A new BLS data series “New Tenant Repeat Rent Index” suggests that the highest housing inflation is behind us, and other indexes should see price deceleration soon, according to @JosephPolitano.
Researchers at the BLS and Cleveland Fed released a data series today that might be the single most important new inflation indicator. The New Tenant Repeat Rent Index uses the same microdata that goes into the official Consumer Price Index to select only samples with rental turnover and to assign price shifts to when they happened, not when the units were surveyed. The New Tenant Repeat Rent Index, therefore, leads official inflation data in the CPI by 1 year. The good news is that the New Tenant Repeat Rent Index suggests that the worst of housing inflation is likely behind us, and price decelerations should pass through to official inflation data soon. Critically, New Tenant Repeat Rent index also shows lower overall price growth than private data.

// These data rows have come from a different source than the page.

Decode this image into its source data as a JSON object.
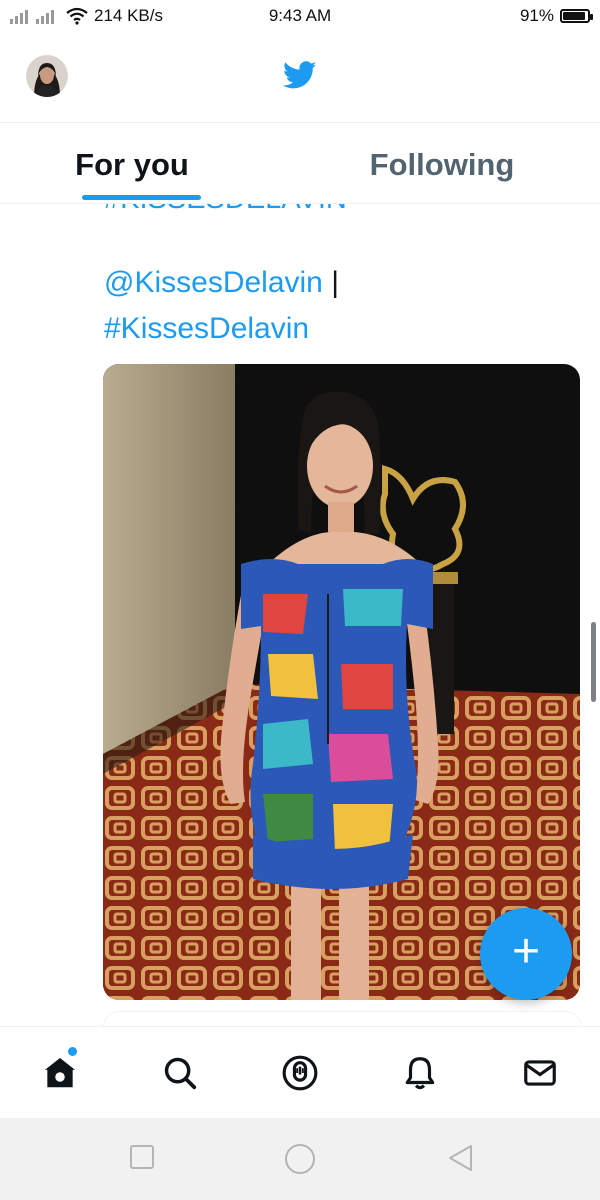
{
  "status_bar": {
    "network_speed": "214 KB/s",
    "time": "9:43 AM",
    "battery_text": "91%",
    "battery_level": 0.91
  },
  "header": {
    "logo_icon": "twitter-bird-icon",
    "avatar_icon": "profile-avatar"
  },
  "tabs": [
    {
      "label": "For you",
      "active": true
    },
    {
      "label": "Following",
      "active": false
    }
  ],
  "tweet": {
    "cut_off_hashtag": "#KISSESDELAVIN",
    "mention": "@KissesDelavin",
    "separator": "|",
    "hashtag": "#KissesDelavin"
  },
  "fab": {
    "label": "+",
    "icon": "compose-plus-icon"
  },
  "bottom_nav": [
    "home-icon",
    "search-icon",
    "spaces-icon",
    "notifications-icon",
    "messages-icon"
  ],
  "android_nav": [
    "recent-apps-icon",
    "home-circle-icon",
    "back-icon"
  ],
  "colors": {
    "accent": "#1d9bf0",
    "text": "#0f1419",
    "secondary": "#536471"
  }
}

First generation immigrants make up 16% of American inventors, but are responsible for 23% of total innovation output. Including the spillover effects on native born collaborators, they drive 36% of aggregate innovation. @bibipousada @shaibrn @rebeccardiamond
We link patent records to a database containing the first five digits of more than 230mm of Social Security Numbers (SSN). By combining this part of the SSN together with year of birth, we identify whether individuals are immigrants based on the age at which their Social Security Number is assigned. We find immigrants represent 16% of all US inventors, but produced 23% of total innovation output, as measured by number of patents, patent citations, and the economic value of these patents. Immigrant inventors are more likely to rely on foreign technologies, to collaborate with foreign inventors, and to be cited in foreign markets, thus contributing to the importation and diffusion of ideas across borders. A simple decomposition illustrates that immigrants are responsible for 36% of aggregate innovation, two-thirds of which is due to their innovation externalities on their native-born collaborators.